WHAT NEEDS TO BE DONE:
Find the lines below that contain the string "validity". Copy each one.

[Items from an interface collection]
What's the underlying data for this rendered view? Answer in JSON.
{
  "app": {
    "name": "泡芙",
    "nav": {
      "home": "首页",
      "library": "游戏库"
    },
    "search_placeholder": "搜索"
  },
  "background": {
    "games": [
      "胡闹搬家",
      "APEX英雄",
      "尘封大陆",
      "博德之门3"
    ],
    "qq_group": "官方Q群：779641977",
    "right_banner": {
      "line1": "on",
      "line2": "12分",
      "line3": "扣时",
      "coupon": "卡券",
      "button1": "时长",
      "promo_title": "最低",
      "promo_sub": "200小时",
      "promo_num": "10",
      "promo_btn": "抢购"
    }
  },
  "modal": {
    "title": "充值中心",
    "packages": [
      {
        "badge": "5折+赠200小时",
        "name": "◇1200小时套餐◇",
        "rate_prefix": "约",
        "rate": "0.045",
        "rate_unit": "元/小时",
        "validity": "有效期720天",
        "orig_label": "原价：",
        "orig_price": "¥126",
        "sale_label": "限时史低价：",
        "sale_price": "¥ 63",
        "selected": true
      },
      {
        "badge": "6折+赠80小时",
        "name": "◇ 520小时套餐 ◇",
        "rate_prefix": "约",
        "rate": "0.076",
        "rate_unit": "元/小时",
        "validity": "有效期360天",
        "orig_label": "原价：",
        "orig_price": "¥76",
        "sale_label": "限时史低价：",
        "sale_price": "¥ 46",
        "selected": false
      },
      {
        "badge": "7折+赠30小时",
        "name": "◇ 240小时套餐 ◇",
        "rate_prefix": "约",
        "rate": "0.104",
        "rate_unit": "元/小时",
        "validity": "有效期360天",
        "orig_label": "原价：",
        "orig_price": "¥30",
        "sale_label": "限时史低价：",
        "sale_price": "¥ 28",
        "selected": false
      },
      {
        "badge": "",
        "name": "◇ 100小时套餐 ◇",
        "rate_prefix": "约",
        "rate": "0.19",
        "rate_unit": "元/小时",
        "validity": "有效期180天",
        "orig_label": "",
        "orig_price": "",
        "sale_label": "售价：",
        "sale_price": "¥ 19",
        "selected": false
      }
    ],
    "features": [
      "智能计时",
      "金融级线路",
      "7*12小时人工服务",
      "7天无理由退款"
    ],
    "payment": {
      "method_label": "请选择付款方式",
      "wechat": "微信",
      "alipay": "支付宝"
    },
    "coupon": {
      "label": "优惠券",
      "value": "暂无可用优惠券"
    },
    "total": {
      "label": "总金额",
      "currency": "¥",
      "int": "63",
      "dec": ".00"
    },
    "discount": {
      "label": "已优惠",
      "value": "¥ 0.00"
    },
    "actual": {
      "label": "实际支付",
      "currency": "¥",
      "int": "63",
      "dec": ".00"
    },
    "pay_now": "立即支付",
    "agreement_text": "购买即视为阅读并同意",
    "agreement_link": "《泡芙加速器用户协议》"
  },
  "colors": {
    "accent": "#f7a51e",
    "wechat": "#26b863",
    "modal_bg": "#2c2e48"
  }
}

ANSWER BELOW:
        "validity": "有效期720天",
        "validity": "有效期360天",
        "validity": "有效期360天",
        "validity": "有效期180天",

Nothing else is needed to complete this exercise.